__THE DATA__
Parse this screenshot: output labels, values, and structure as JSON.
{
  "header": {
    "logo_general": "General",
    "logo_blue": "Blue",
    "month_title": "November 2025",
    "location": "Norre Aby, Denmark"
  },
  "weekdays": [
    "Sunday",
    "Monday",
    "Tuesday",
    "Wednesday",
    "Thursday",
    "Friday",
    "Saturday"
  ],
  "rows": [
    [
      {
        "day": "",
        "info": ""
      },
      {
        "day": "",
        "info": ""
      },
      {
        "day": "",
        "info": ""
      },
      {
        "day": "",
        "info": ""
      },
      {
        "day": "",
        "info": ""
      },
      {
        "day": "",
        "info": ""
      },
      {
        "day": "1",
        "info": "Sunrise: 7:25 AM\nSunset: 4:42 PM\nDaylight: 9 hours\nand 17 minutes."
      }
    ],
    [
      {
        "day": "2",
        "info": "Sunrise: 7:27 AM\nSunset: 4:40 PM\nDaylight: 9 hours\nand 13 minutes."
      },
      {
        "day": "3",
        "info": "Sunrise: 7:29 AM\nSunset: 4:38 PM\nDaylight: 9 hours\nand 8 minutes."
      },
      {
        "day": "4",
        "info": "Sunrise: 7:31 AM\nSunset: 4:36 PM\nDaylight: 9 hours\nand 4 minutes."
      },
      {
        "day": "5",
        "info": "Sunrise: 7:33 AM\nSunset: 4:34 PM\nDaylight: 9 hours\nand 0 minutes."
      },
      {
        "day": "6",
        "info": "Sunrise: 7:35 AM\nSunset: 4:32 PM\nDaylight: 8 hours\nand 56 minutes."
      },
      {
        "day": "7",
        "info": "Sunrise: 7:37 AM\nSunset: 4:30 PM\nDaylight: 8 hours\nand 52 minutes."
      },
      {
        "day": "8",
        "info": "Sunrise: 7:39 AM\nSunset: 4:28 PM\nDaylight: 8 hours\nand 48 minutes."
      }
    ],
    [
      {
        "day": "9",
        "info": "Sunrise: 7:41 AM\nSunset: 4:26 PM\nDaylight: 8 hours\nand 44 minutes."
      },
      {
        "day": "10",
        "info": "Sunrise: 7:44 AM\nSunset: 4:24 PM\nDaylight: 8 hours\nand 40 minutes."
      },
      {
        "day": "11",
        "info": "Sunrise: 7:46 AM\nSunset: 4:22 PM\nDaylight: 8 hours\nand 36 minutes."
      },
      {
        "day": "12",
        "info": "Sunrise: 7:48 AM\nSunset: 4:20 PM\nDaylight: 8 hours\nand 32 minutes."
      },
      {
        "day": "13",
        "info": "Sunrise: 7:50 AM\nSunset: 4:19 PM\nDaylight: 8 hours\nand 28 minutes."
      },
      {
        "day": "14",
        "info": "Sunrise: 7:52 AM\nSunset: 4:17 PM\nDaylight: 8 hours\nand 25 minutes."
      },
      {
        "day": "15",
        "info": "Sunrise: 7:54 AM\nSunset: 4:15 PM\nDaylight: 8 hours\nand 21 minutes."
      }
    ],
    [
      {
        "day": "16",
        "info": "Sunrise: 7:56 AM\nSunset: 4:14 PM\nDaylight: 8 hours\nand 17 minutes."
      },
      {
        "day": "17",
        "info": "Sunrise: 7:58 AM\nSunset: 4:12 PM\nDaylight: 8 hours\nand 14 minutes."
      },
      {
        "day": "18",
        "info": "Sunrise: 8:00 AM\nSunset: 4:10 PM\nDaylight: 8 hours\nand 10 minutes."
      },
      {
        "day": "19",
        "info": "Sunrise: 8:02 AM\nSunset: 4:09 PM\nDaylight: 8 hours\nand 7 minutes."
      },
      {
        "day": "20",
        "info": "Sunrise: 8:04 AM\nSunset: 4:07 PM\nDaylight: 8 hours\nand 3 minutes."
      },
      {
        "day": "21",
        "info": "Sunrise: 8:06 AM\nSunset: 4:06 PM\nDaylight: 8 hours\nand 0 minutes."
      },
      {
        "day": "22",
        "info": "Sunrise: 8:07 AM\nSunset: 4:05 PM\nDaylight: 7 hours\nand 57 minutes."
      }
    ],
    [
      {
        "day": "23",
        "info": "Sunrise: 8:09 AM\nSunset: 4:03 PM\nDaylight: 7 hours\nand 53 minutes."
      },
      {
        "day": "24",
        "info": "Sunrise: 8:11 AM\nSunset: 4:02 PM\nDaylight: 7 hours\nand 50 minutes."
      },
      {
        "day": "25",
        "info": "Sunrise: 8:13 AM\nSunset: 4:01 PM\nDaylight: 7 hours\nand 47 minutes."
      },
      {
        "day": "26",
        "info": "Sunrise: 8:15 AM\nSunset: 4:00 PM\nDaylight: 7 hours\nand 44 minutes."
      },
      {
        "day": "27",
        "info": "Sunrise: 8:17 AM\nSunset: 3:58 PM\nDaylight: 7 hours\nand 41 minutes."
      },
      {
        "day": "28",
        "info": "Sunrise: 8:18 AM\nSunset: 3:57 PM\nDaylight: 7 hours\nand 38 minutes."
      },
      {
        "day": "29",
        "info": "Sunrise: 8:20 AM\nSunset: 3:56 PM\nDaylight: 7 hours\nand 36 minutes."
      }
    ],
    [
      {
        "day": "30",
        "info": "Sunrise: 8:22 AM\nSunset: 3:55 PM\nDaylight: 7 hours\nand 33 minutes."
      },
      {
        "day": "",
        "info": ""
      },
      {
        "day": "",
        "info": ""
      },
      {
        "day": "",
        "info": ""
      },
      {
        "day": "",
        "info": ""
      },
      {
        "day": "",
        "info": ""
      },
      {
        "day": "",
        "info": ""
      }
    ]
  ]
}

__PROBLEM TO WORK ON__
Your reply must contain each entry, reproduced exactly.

__ANSWER FOR THE TASK__
Parse this screenshot: output labels, values, and structure as JSON.
{
  "header": {
    "logo_general": "General",
    "logo_blue": "Blue",
    "month_title": "November 2025",
    "location": "Norre Aby, Denmark"
  },
  "weekdays": [
    "Sunday",
    "Monday",
    "Tuesday",
    "Wednesday",
    "Thursday",
    "Friday",
    "Saturday"
  ],
  "rows": [
    [
      {
        "day": "",
        "info": ""
      },
      {
        "day": "",
        "info": ""
      },
      {
        "day": "",
        "info": ""
      },
      {
        "day": "",
        "info": ""
      },
      {
        "day": "",
        "info": ""
      },
      {
        "day": "",
        "info": ""
      },
      {
        "day": "1",
        "info": "Sunrise: 7:25 AM\nSunset: 4:42 PM\nDaylight: 9 hours\nand 17 minutes."
      }
    ],
    [
      {
        "day": "2",
        "info": "Sunrise: 7:27 AM\nSunset: 4:40 PM\nDaylight: 9 hours\nand 13 minutes."
      },
      {
        "day": "3",
        "info": "Sunrise: 7:29 AM\nSunset: 4:38 PM\nDaylight: 9 hours\nand 8 minutes."
      },
      {
        "day": "4",
        "info": "Sunrise: 7:31 AM\nSunset: 4:36 PM\nDaylight: 9 hours\nand 4 minutes."
      },
      {
        "day": "5",
        "info": "Sunrise: 7:33 AM\nSunset: 4:34 PM\nDaylight: 9 hours\nand 0 minutes."
      },
      {
        "day": "6",
        "info": "Sunrise: 7:35 AM\nSunset: 4:32 PM\nDaylight: 8 hours\nand 56 minutes."
      },
      {
        "day": "7",
        "info": "Sunrise: 7:37 AM\nSunset: 4:30 PM\nDaylight: 8 hours\nand 52 minutes."
      },
      {
        "day": "8",
        "info": "Sunrise: 7:39 AM\nSunset: 4:28 PM\nDaylight: 8 hours\nand 48 minutes."
      }
    ],
    [
      {
        "day": "9",
        "info": "Sunrise: 7:41 AM\nSunset: 4:26 PM\nDaylight: 8 hours\nand 44 minutes."
      },
      {
        "day": "10",
        "info": "Sunrise: 7:44 AM\nSunset: 4:24 PM\nDaylight: 8 hours\nand 40 minutes."
      },
      {
        "day": "11",
        "info": "Sunrise: 7:46 AM\nSunset: 4:22 PM\nDaylight: 8 hours\nand 36 minutes."
      },
      {
        "day": "12",
        "info": "Sunrise: 7:48 AM\nSunset: 4:20 PM\nDaylight: 8 hours\nand 32 minutes."
      },
      {
        "day": "13",
        "info": "Sunrise: 7:50 AM\nSunset: 4:19 PM\nDaylight: 8 hours\nand 28 minutes."
      },
      {
        "day": "14",
        "info": "Sunrise: 7:52 AM\nSunset: 4:17 PM\nDaylight: 8 hours\nand 25 minutes."
      },
      {
        "day": "15",
        "info": "Sunrise: 7:54 AM\nSunset: 4:15 PM\nDaylight: 8 hours\nand 21 minutes."
      }
    ],
    [
      {
        "day": "16",
        "info": "Sunrise: 7:56 AM\nSunset: 4:14 PM\nDaylight: 8 hours\nand 17 minutes."
      },
      {
        "day": "17",
        "info": "Sunrise: 7:58 AM\nSunset: 4:12 PM\nDaylight: 8 hours\nand 14 minutes."
      },
      {
        "day": "18",
        "info": "Sunrise: 8:00 AM\nSunset: 4:10 PM\nDaylight: 8 hours\nand 10 minutes."
      },
      {
        "day": "19",
        "info": "Sunrise: 8:02 AM\nSunset: 4:09 PM\nDaylight: 8 hours\nand 7 minutes."
      },
      {
        "day": "20",
        "info": "Sunrise: 8:04 AM\nSunset: 4:07 PM\nDaylight: 8 hours\nand 3 minutes."
      },
      {
        "day": "21",
        "info": "Sunrise: 8:06 AM\nSunset: 4:06 PM\nDaylight: 8 hours\nand 0 minutes."
      },
      {
        "day": "22",
        "info": "Sunrise: 8:07 AM\nSunset: 4:05 PM\nDaylight: 7 hours\nand 57 minutes."
      }
    ],
    [
      {
        "day": "23",
        "info": "Sunrise: 8:09 AM\nSunset: 4:03 PM\nDaylight: 7 hours\nand 53 minutes."
      },
      {
        "day": "24",
        "info": "Sunrise: 8:11 AM\nSunset: 4:02 PM\nDaylight: 7 hours\nand 50 minutes."
      },
      {
        "day": "25",
        "info": "Sunrise: 8:13 AM\nSunset: 4:01 PM\nDaylight: 7 hours\nand 47 minutes."
      },
      {
        "day": "26",
        "info": "Sunrise: 8:15 AM\nSunset: 4:00 PM\nDaylight: 7 hours\nand 44 minutes."
      },
      {
        "day": "27",
        "info": "Sunrise: 8:17 AM\nSunset: 3:58 PM\nDaylight: 7 hours\nand 41 minutes."
      },
      {
        "day": "28",
        "info": "Sunrise: 8:18 AM\nSunset: 3:57 PM\nDaylight: 7 hours\nand 38 minutes."
      },
      {
        "day": "29",
        "info": "Sunrise: 8:20 AM\nSunset: 3:56 PM\nDaylight: 7 hours\nand 36 minutes."
      }
    ],
    [
      {
        "day": "30",
        "info": "Sunrise: 8:22 AM\nSunset: 3:55 PM\nDaylight: 7 hours\nand 33 minutes."
      },
      {
        "day": "",
        "info": ""
      },
      {
        "day": "",
        "info": ""
      },
      {
        "day": "",
        "info": ""
      },
      {
        "day": "",
        "info": ""
      },
      {
        "day": "",
        "info": ""
      },
      {
        "day": "",
        "info": ""
      }
    ]
  ]
}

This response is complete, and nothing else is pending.